Marriage is one of the oldest and must universal institutions in the world, designed to unite a man and woman into a single household that will raise children. Some nations today have also legalized same-sex marriage, and same-sex households are known to adopt children. But today in the 21st century, divorce is also common, when a marriage legally ends. Some divorces are expensive and messy affairs, were child custody lawyers, a court of law, family attorneys, and other divorce lawyers are involved. But not all divorces are like that, and an uncontested divorce with children is relatively straightforward. An uncontested divorce does not require lawyers or a court, and the divorcing spouses may negotiate and settle the divorce for themselves. What is there to know about an uncontested divorce with children, and when are family lawyers or divorce attorneys needed?
Why Divorce Happens
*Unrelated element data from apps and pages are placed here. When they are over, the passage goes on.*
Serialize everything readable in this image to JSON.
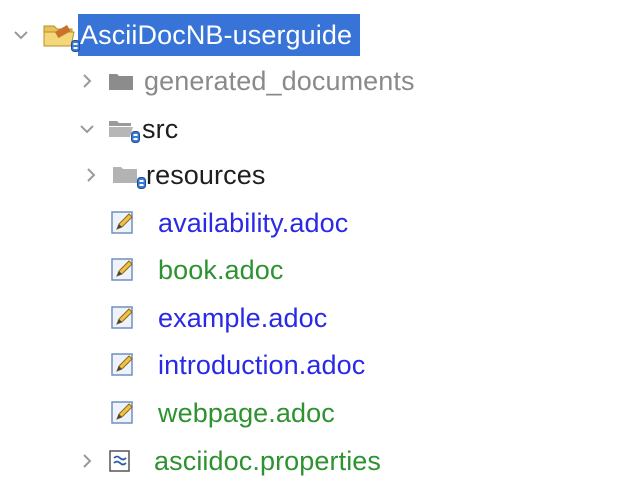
{
  "tree": {
    "root": {
      "label": "AsciiDocNB-userguide",
      "expanded": true,
      "selected": true
    },
    "items": [
      {
        "label": "generated_documents",
        "kind": "folder",
        "expanded": false,
        "status": "ignored"
      },
      {
        "label": "src",
        "kind": "folder",
        "expanded": true,
        "status": "normal"
      },
      {
        "label": "resources",
        "kind": "folder",
        "expanded": false,
        "status": "normal"
      },
      {
        "label": "availability.adoc",
        "kind": "file",
        "status": "modified"
      },
      {
        "label": "book.adoc",
        "kind": "file",
        "status": "added"
      },
      {
        "label": "example.adoc",
        "kind": "file",
        "status": "modified"
      },
      {
        "label": "introduction.adoc",
        "kind": "file",
        "status": "modified"
      },
      {
        "label": "webpage.adoc",
        "kind": "file",
        "status": "added"
      },
      {
        "label": "asciidoc.properties",
        "kind": "properties-file",
        "expanded": false,
        "status": "added"
      }
    ]
  },
  "colors": {
    "selection": "#3874d8",
    "modified": "#2929e6",
    "added": "#2e9230",
    "ignored": "#8a8a8a",
    "normal": "#1e1e1e"
  }
}
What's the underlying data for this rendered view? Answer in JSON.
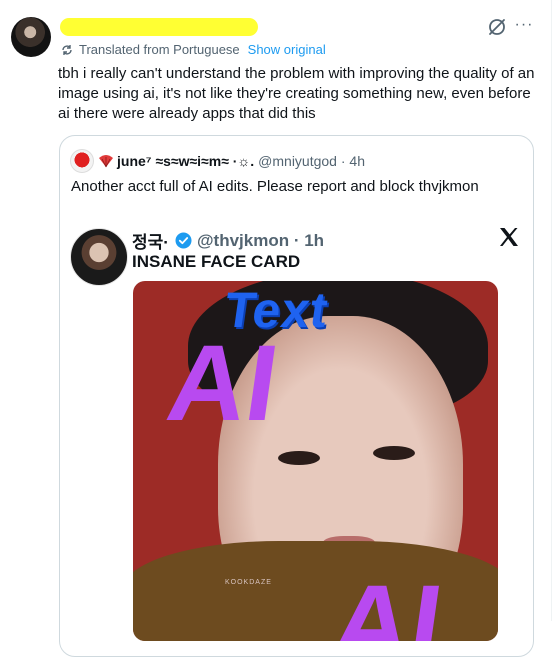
{
  "tweet": {
    "author_redacted": "",
    "translated_label": "Translated from Portuguese",
    "show_original": "Show original",
    "text": "tbh i really can't understand the problem with improving the quality of an image using ai, it's not like they're creating something new, even before ai there were already apps that did this",
    "more_label": "···"
  },
  "quote": {
    "name": "june⁷ ≈s≈w≈i≈m≈ ·☼.",
    "handle": "@mniyutgod · 4h",
    "text": "Another acct full of AI edits. Please report and block thvjkmon"
  },
  "inner_tweet": {
    "name": "정국·",
    "handle": "@thvjkmon · 1h",
    "title": "INSANE FACE CARD"
  },
  "image": {
    "overlay_text": "Text",
    "overlay_ai_1": "AI",
    "overlay_ai_2": "AI",
    "watermark": "KOOKDAZE"
  },
  "icons": {
    "hide": "hide-reply-icon",
    "more": "more-icon",
    "translate": "translate-icon",
    "fan": "fan-icon",
    "verified": "verified-icon",
    "x_logo": "x-logo-icon"
  },
  "colors": {
    "link": "#1d9bf0",
    "muted": "#536471",
    "redaction": "#ffff33",
    "verified": "#1d9bf0",
    "overlay_blue": "#1f63f0",
    "overlay_purple": "#b84af0",
    "photo_bg": "#9d2b26"
  }
}
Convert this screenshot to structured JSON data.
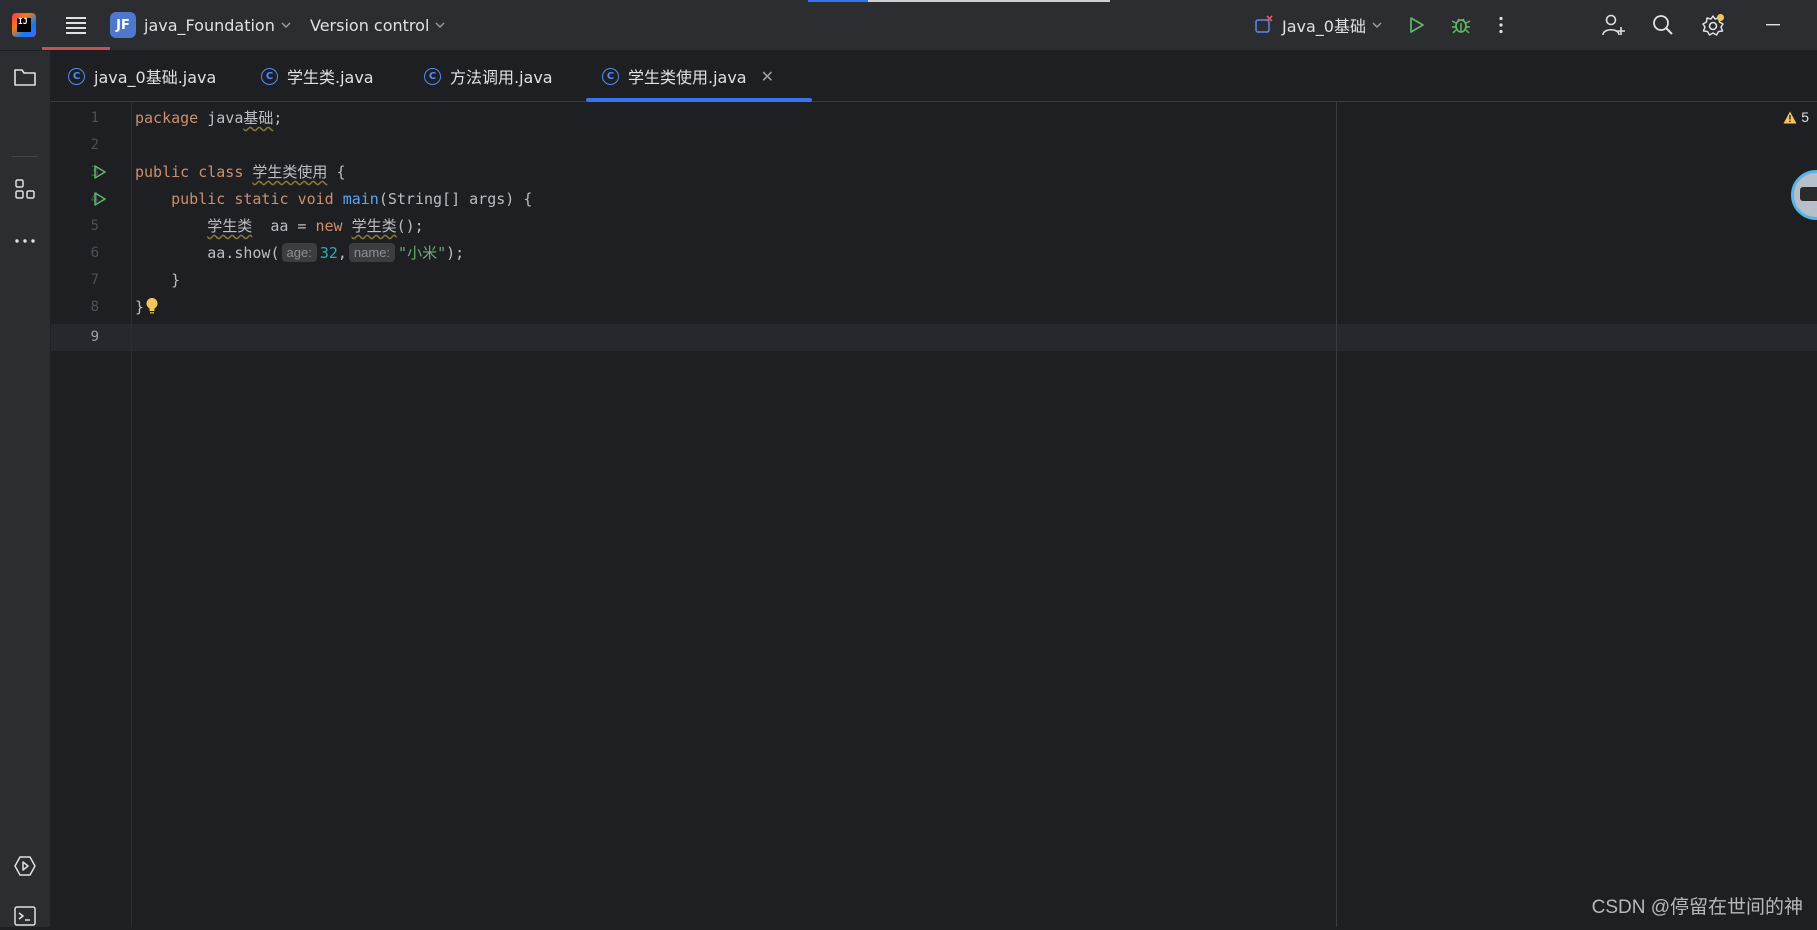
{
  "titlebar": {
    "project_badge": "JF",
    "project_name": "java_Foundation",
    "vcs_label": "Version control",
    "run_config": "Java_0基础"
  },
  "tabs": [
    {
      "label": "java_0基础.java",
      "icon": "class-icon"
    },
    {
      "label": "学生类.java",
      "icon": "class-icon"
    },
    {
      "label": "方法调用.java",
      "icon": "class-icon"
    },
    {
      "label": "学生类使用.java",
      "icon": "class-icon",
      "active": true
    }
  ],
  "editor": {
    "line_numbers": [
      "1",
      "2",
      "3",
      "4",
      "5",
      "6",
      "7",
      "8",
      "9"
    ],
    "current_line": "9",
    "warning_count": "5",
    "code": {
      "l1_kw": "package",
      "l1_rest_a": " java",
      "l1_pkg_warn": "基础",
      "l1_rest_b": ";",
      "l3_kw1": "public",
      "l3_kw2": "class",
      "l3_name": "学生类使用",
      "l3_brace": " {",
      "l4_indent": "    ",
      "l4_kw1": "public",
      "l4_kw2": "static",
      "l4_kw3": "void",
      "l4_fn": "main",
      "l4_rest": "(String[] args) {",
      "l5_indent": "        ",
      "l5_type": "学生类",
      "l5_mid": "  aa = ",
      "l5_kw": "new",
      "l5_ctor": "学生类",
      "l5_rest": "();",
      "l6_indent": "        ",
      "l6_call": "aa.show(",
      "l6_hint_age": "age:",
      "l6_num": "32",
      "l6_comma": ",",
      "l6_hint_name": "name:",
      "l6_str": "\"小米\"",
      "l6_end": ");",
      "l7": "    }",
      "l8": "}"
    }
  },
  "watermark": "CSDN @停留在世间的神",
  "colors": {
    "accent": "#3574f0",
    "run_green": "#5fb865",
    "keyword": "#cf8e6d",
    "function": "#56a8f5",
    "number": "#2aacb8",
    "string": "#6aab73",
    "warning": "#f2c55c"
  }
}
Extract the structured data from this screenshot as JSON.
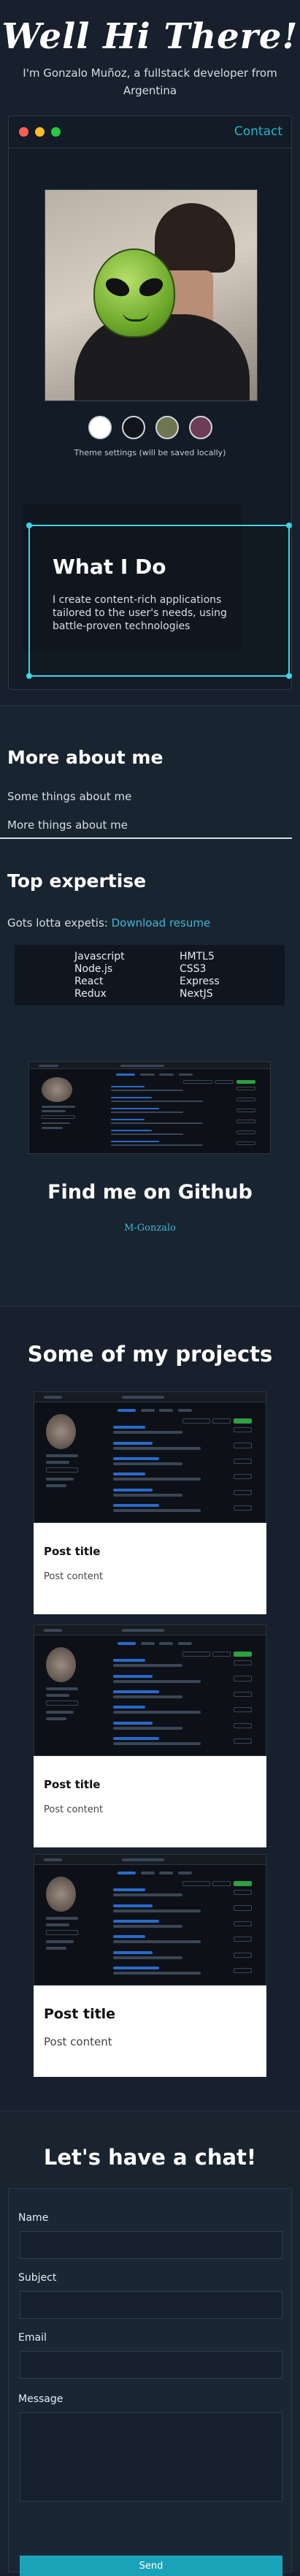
{
  "hero": {
    "title": "Well Hi There!",
    "subtitle": "I'm Gonzalo Muñoz, a fullstack developer from Argentina"
  },
  "window": {
    "contact_link": "Contact",
    "controls": [
      "close",
      "minimize",
      "maximize"
    ],
    "theme_swatches": [
      "#ffffff",
      "#111418",
      "#6e7650",
      "#6e3c55"
    ],
    "theme_note": "Theme settings (will be saved locally)",
    "widget": {
      "title": "What I Do",
      "text": "I create content-rich applications tailored to the user's needs, using battle-proven technologies"
    }
  },
  "about": {
    "title": "More about me",
    "line1": "Some things about me",
    "line2": "More things about me",
    "expertise_title": "Top expertise",
    "expertise_text": "Gots lotta expetis:",
    "download_link": "Download resume",
    "skills": [
      "Javascript",
      "HMTL5",
      "Node.js",
      "CSS3",
      "React",
      "Express",
      "Redux",
      "NextJS"
    ]
  },
  "github": {
    "title": "Find me on Github",
    "handle": "M-Gonzalo"
  },
  "projects": {
    "title": "Some of my projects",
    "cards": [
      {
        "title": "Post title",
        "content": "Post content"
      },
      {
        "title": "Post title",
        "content": "Post content"
      },
      {
        "title": "Post title",
        "content": "Post content"
      }
    ]
  },
  "contact": {
    "title": "Let's have a chat!",
    "name_label": "Name",
    "subject_label": "Subject",
    "email_label": "Email",
    "message_label": "Message",
    "name_value": "",
    "subject_value": "",
    "email_value": "",
    "message_value": "",
    "send_label": "Send"
  },
  "colors": {
    "background": "#17202c",
    "accent": "#22b5c9",
    "send_button": "#1aa3b8"
  }
}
Some reasons for a divorce, such as an uncontested divorce with children, are fairly simple. Some married partners may realize that they really do not have enough compatibility or mutual interest, and they may have very different lifestyles and spending habits. In other cases, a divorce is caused by something more traumatic, and studies have ranked some of the most common causes of divorce. The leading cause is infidelity, when one spouse is unfaithful to the other, and if marriage counseling cannot help, then divorce papers might be next. Meanwhile, a spouse may face divorce papers if they are abusing drugs or alcohol, which can put a serious financial strain on the household and cause a personality change (or even job loss). Some spouses are violently, verbally, or sexually abusive towards other members of the household, and that may very well prompt a divorce. In some cases, the other spouse may relocate to a private residence during the divorce process, for safety’s sake (and they might bring their children with them).
An Uncontested Divorce With Children
As described earlier, not all divorces are huge and expensive affairs, though even a simple divorce requires some careful planning and clear communication. If the divorce does not call for lawyers or court, the spouses may undergo an uncontested divorce, where they will personally negotiate the terms of the divorce between each other. Rather than hire an attorney, they may hire a mediator, a neutral third party who will help draw out good ideas from each spouse and keep communication smooth and clear. That mediator will not offer their own ideas or opinions, though, unless asked. Instead, they maintain strong communication between the spouses. And in the case of an uncontested divorce with children, the parents will factor that in too, and they might already have a good idea of where the children should live. It may be likely (nothing is being guaranteed here) that the children will end up with a parent who has a stable income and lives close to good schools and other features. If the children are old enough, such as adolescents, the divorcing parents may consult their children about their own preferences. Finally, take note that these mediated, uncontested divorces tend to be much cheaper and more private than those that go to court.
Divorce and Court
Meanwhile, other divorces certainly do call for legal assistance, and the two divorcing spouses may bitterly contest just about anything, from child custody to a house, a car, bank accounts, or even family heirlooms and a privately owned business. One spouse will turn to a divorce law firm and hire a lawyer, then file the divorce paperwork. The other spouse may then hire their own attorney to represent their interests, and the two parties will battle over the divorce’s terms through their lawyers. A spouse who has suffered abuse might interact with the other spouse only through their lawyer, if they so choose.
Such divorces can be expensive, and will be public as they go through court, but this is probably necessary if the spouses cannot agree on an uncontested divorce. Child custody debate will call for family lawyers or child custody lawyers, such as determining where the child will live and who pays for child support, and to what extent. If the child is aged 12 or over, he or she may speak privately with the judge about their living arrangement preferences.